Entries taken from a collection:
------------------------------

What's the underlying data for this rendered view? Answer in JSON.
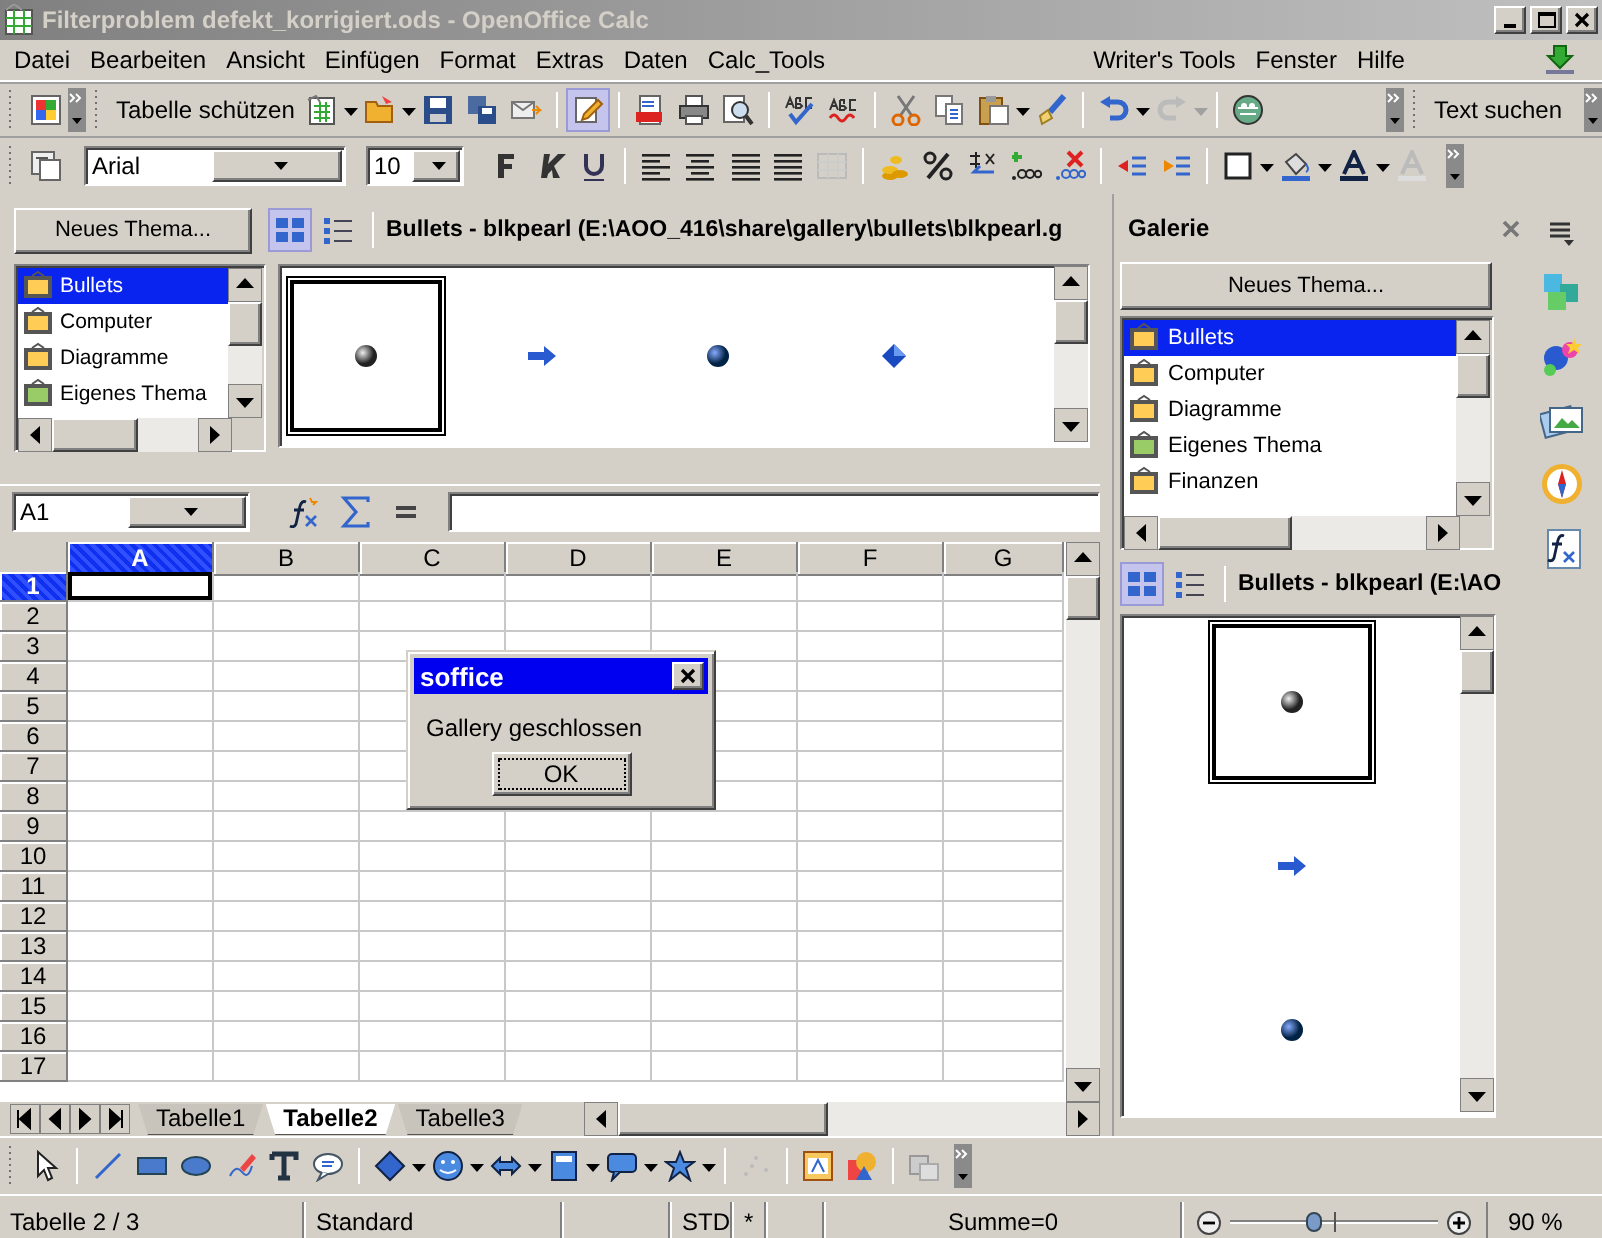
{
  "window": {
    "title": "Filterproblem defekt_korrigiert.ods - OpenOffice Calc"
  },
  "menu": [
    {
      "label": "Datei"
    },
    {
      "label": "Bearbeiten"
    },
    {
      "label": "Ansicht"
    },
    {
      "label": "Einfügen"
    },
    {
      "label": "Format"
    },
    {
      "label": "Extras"
    },
    {
      "label": "Daten"
    },
    {
      "label": "Calc_Tools"
    },
    {
      "label": "Writer's Tools"
    },
    {
      "label": "Fenster"
    },
    {
      "label": "Hilfe"
    }
  ],
  "standard_toolbar": {
    "protect_button": "Tabelle schützen",
    "edit_file_on": true,
    "find_label": "Text suchen"
  },
  "formatting_toolbar": {
    "font": "Arial",
    "size": "10"
  },
  "gallery": {
    "new_theme_button": "Neues Thema...",
    "view_modes": [
      {
        "kind": "icons",
        "selected": true
      },
      {
        "kind": "details",
        "selected": false
      }
    ],
    "path_title": "Bullets - blkpearl (E:\\AOO_416\\share\\gallery\\bullets\\blkpearl.g",
    "themes": [
      {
        "label": "Bullets",
        "kind": "builtin",
        "selected": true
      },
      {
        "label": "Computer",
        "kind": "builtin",
        "selected": false
      },
      {
        "label": "Diagramme",
        "kind": "builtin",
        "selected": false
      },
      {
        "label": "Eigenes Thema",
        "kind": "user",
        "selected": false
      }
    ],
    "items": [
      {
        "kind": "pearl",
        "selected": true
      },
      {
        "kind": "arrow",
        "selected": false
      },
      {
        "kind": "sphere",
        "selected": false
      },
      {
        "kind": "diamond",
        "selected": false
      }
    ]
  },
  "formula_bar": {
    "cell_reference": "A1"
  },
  "sheet": {
    "columns": [
      {
        "label": "A",
        "selected": true
      },
      {
        "label": "B",
        "selected": false
      },
      {
        "label": "C",
        "selected": false
      },
      {
        "label": "D",
        "selected": false
      },
      {
        "label": "E",
        "selected": false
      },
      {
        "label": "F",
        "selected": false
      },
      {
        "label": "G",
        "selected": false
      }
    ],
    "rows": [
      {
        "label": "1",
        "selected": true
      },
      {
        "label": "2",
        "selected": false
      },
      {
        "label": "3",
        "selected": false
      },
      {
        "label": "4",
        "selected": false
      },
      {
        "label": "5",
        "selected": false
      },
      {
        "label": "6",
        "selected": false
      },
      {
        "label": "7",
        "selected": false
      },
      {
        "label": "8",
        "selected": false
      },
      {
        "label": "9",
        "selected": false
      },
      {
        "label": "10",
        "selected": false
      },
      {
        "label": "11",
        "selected": false
      },
      {
        "label": "12",
        "selected": false
      },
      {
        "label": "13",
        "selected": false
      },
      {
        "label": "14",
        "selected": false
      },
      {
        "label": "15",
        "selected": false
      },
      {
        "label": "16",
        "selected": false
      },
      {
        "label": "17",
        "selected": false
      }
    ],
    "tabs": [
      {
        "label": "Tabelle1",
        "selected": false
      },
      {
        "label": "Tabelle2",
        "selected": true
      },
      {
        "label": "Tabelle3",
        "selected": false
      }
    ]
  },
  "dialog": {
    "title": "soffice",
    "message": "Gallery geschlossen",
    "button": "OK"
  },
  "sidebar": {
    "title": "Galerie",
    "new_theme_button": "Neues Thema...",
    "themes": [
      {
        "label": "Bullets",
        "kind": "builtin",
        "selected": true
      },
      {
        "label": "Computer",
        "kind": "builtin",
        "selected": false
      },
      {
        "label": "Diagramme",
        "kind": "builtin",
        "selected": false
      },
      {
        "label": "Eigenes Thema",
        "kind": "user",
        "selected": false
      },
      {
        "label": "Finanzen",
        "kind": "builtin",
        "selected": false
      }
    ],
    "view_modes": [
      {
        "kind": "icons",
        "selected": true
      },
      {
        "kind": "details",
        "selected": false
      }
    ],
    "path_title": "Bullets - blkpearl (E:\\AO",
    "items": [
      {
        "kind": "pearl",
        "selected": true
      },
      {
        "kind": "arrow",
        "selected": false
      },
      {
        "kind": "sphere",
        "selected": false
      }
    ]
  },
  "status_bar": {
    "sheet": "Tabelle 2 / 3",
    "page_style": "Standard",
    "selection_mode": "STD",
    "modified": "*",
    "sum": "Summe=0",
    "zoom": {
      "level": 0.4,
      "reading": "90 %"
    }
  }
}
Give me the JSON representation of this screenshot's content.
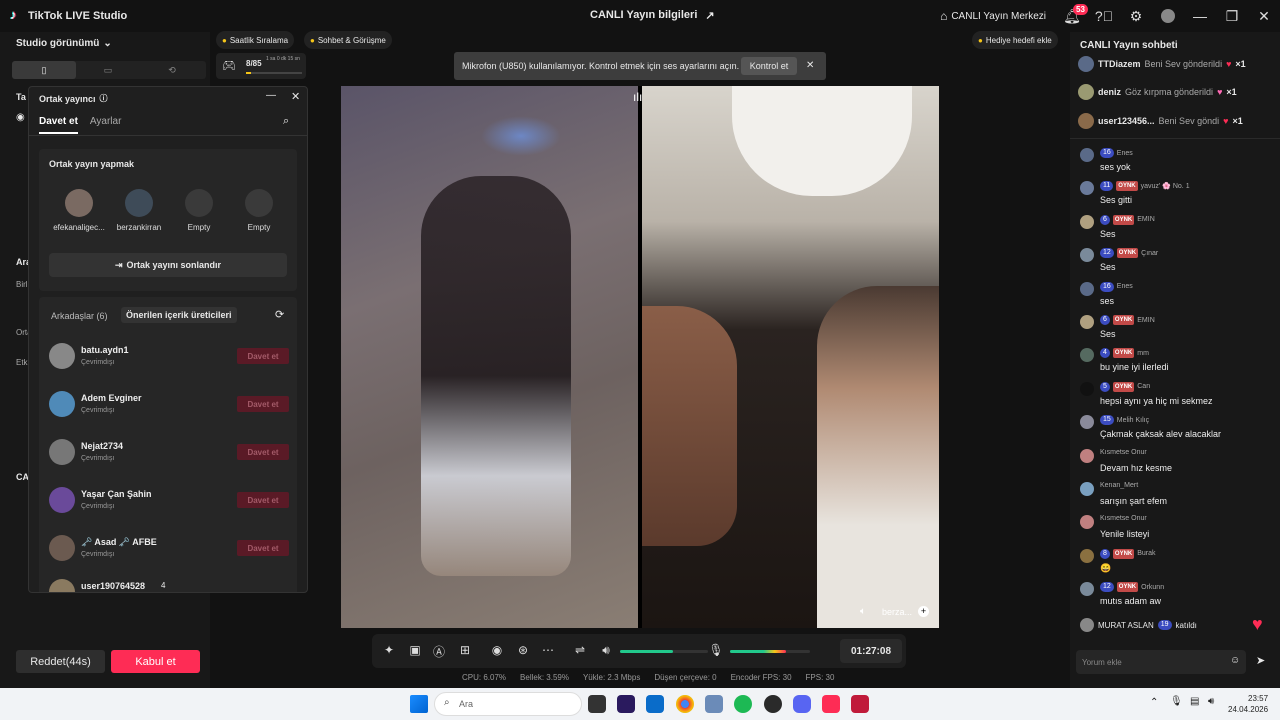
{
  "titlebar": {
    "app_name": "TikTok LIVE Studio",
    "center_title": "CANLI Yayın bilgileri",
    "live_center": "CANLI Yayın Merkezi",
    "notif_count": "53"
  },
  "left": {
    "studio_view": "Studio görünümü",
    "reject_label": "Reddet(44s)",
    "accept_label": "Kabul et",
    "fragments": [
      "Ta",
      "Ara",
      "Birl",
      "Orta",
      "Etki",
      "CA"
    ]
  },
  "pills": {
    "hourly": "Saatlik Sıralama",
    "chat_meet": "Sohbet & Görüşme",
    "goal_progress": "8/85",
    "goal_time": "1 sa 0 dk 15 sn",
    "gift_goal": "Hediye hedefi ekle",
    "goal_fraction": 0.094
  },
  "toast": {
    "message": "Mikrofon (U850) kullanılamıyor. Kontrol etmek için ses ayarlarını açın.",
    "action": "Kontrol et"
  },
  "cohost": {
    "title": "Ortak yayıncı",
    "tab_invite": "Davet et",
    "tab_settings": "Ayarlar",
    "section_title": "Ortak yayın yapmak",
    "slots": [
      "efekanaligec...",
      "berzankirran",
      "Empty",
      "Empty"
    ],
    "end_button": "Ortak yayını sonlandır",
    "tab_friends": "Arkadaşlar (6)",
    "tab_suggested": "Önerilen içerik üreticileri",
    "invite_label": "Davet et",
    "friends": [
      {
        "name": "batu.aydn1",
        "status": "Çevrimdışı"
      },
      {
        "name": "Adem Evginer",
        "status": "Çevrimdışı"
      },
      {
        "name": "Nejat2734",
        "status": "Çevrimdışı"
      },
      {
        "name": "Yaşar Çan Şahin",
        "status": "Çevrimdışı"
      },
      {
        "name": "🗝️ Asad 🗝️ AFBE",
        "status": "Çevrimdışı"
      },
      {
        "name": "user190764528",
        "status": "4"
      }
    ]
  },
  "stage": {
    "right_label": "berza..."
  },
  "controls": {
    "timer": "01:27:08",
    "volume_level": 0.6,
    "mic_level": 0.7
  },
  "stats": {
    "cpu": "CPU: 6.07%",
    "memory": "Bellek: 3.59%",
    "upload": "Yükle: 2.3 Mbps",
    "dropped": "Düşen çerçeve: 0",
    "encoder_fps": "Encoder FPS: 30",
    "fps": "FPS: 30"
  },
  "chat": {
    "title": "CANLI Yayın sohbeti",
    "gifts": [
      {
        "user": "TTDiazem",
        "action": "Beni Sev gönderildi",
        "count": "×1"
      },
      {
        "user": "deniz",
        "action": "Göz kırpma gönderildi",
        "count": "×1"
      },
      {
        "user": "user123456...",
        "action": "Beni Sev göndi",
        "count": "×1"
      }
    ],
    "messages": [
      {
        "level": "16",
        "fan": "",
        "user": "Enes",
        "text": "ses yok"
      },
      {
        "level": "11",
        "fan": "OYNK",
        "user": "yavuz' 🌸 No. 1",
        "text": "Ses gitti"
      },
      {
        "level": "6",
        "fan": "OYNK",
        "user": "EMIN",
        "text": "Ses"
      },
      {
        "level": "12",
        "fan": "OYNK",
        "user": "Çınar",
        "text": "Ses"
      },
      {
        "level": "16",
        "fan": "",
        "user": "Enes",
        "text": "ses"
      },
      {
        "level": "6",
        "fan": "OYNK",
        "user": "EMIN",
        "text": "Ses"
      },
      {
        "level": "4",
        "fan": "OYNK",
        "user": "mm",
        "text": "bu yine iyi ilerledi"
      },
      {
        "level": "5",
        "fan": "OYNK",
        "user": "Can",
        "text": "hepsi aynı ya hiç mi sekmez"
      },
      {
        "level": "15",
        "fan": "",
        "user": "Melih Kılıç",
        "text": "Çakmak çaksak alev alacaklar"
      },
      {
        "level": "",
        "fan": "",
        "user": "Kısmetse Onur",
        "text": "Devam hız kesme"
      },
      {
        "level": "",
        "fan": "",
        "user": "Kenan_Mert",
        "text": "sarışın şart efem"
      },
      {
        "level": "",
        "fan": "",
        "user": "Kısmetse Onur",
        "text": "Yenile listeyi"
      },
      {
        "level": "8",
        "fan": "OYNK",
        "user": "Burak",
        "text": "😄"
      },
      {
        "level": "12",
        "fan": "OYNK",
        "user": "Orkunn",
        "text": "mutıs adam aw"
      }
    ],
    "join": {
      "user": "MURAT ASLAN",
      "level": "19",
      "text": "katıldı"
    },
    "input_placeholder": "Yorum ekle"
  },
  "taskbar": {
    "search": "Ara",
    "time": "23:57",
    "date": "24.04.2026"
  }
}
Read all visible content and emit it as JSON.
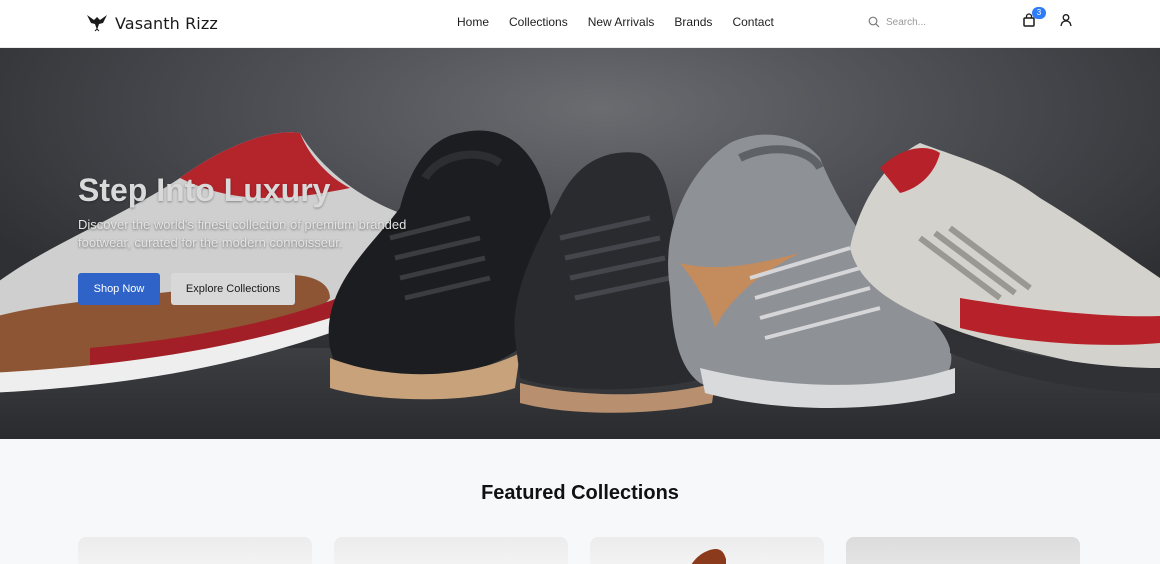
{
  "header": {
    "brand_name": "Vasanth Rizz",
    "nav": [
      "Home",
      "Collections",
      "New Arrivals",
      "Brands",
      "Contact"
    ],
    "search_placeholder": "Search...",
    "cart_count": "3"
  },
  "hero": {
    "title": "Step Into Luxury",
    "subtitle": "Discover the world's finest collection of premium branded footwear, curated for the modern connoisseur.",
    "primary_button": "Shop Now",
    "secondary_button": "Explore Collections"
  },
  "featured": {
    "title": "Featured Collections"
  },
  "colors": {
    "accent": "#2f63c7",
    "badge": "#2e7cf6"
  }
}
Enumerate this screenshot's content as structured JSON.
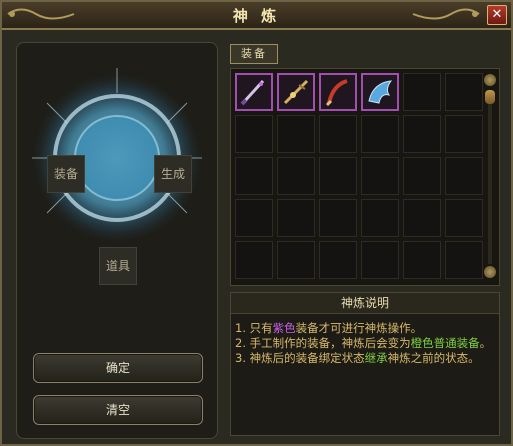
{
  "window": {
    "title": "神 炼",
    "close_glyph": "✕"
  },
  "left": {
    "equip_slot": "装备",
    "result_slot": "生成",
    "item_slot": "道具",
    "confirm_label": "确定",
    "clear_label": "清空"
  },
  "tab": {
    "label": "装备"
  },
  "grid": {
    "items": [
      {
        "name": "sword-purple-icon",
        "color": "#a34fb2"
      },
      {
        "name": "staff-gold-icon",
        "color": "#a34fb2"
      },
      {
        "name": "blade-red-icon",
        "color": "#a34fb2"
      },
      {
        "name": "wing-blue-icon",
        "color": "#a34fb2"
      }
    ]
  },
  "desc": {
    "title": "神炼说明",
    "line1_pre": "1. 只有",
    "line1_hl": "紫色",
    "line1_post": "装备才可进行神炼操作。",
    "line2_pre": "2. 手工制作的装备，神炼后会变为",
    "line2_hl": "橙色普通装备",
    "line2_post": "。",
    "line3_pre": "3. 神炼后的装备绑定状态",
    "line3_hl": "继承",
    "line3_post": "神炼之前的状态。"
  }
}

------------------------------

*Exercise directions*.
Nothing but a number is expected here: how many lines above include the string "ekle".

*Solution to the exercise*.
2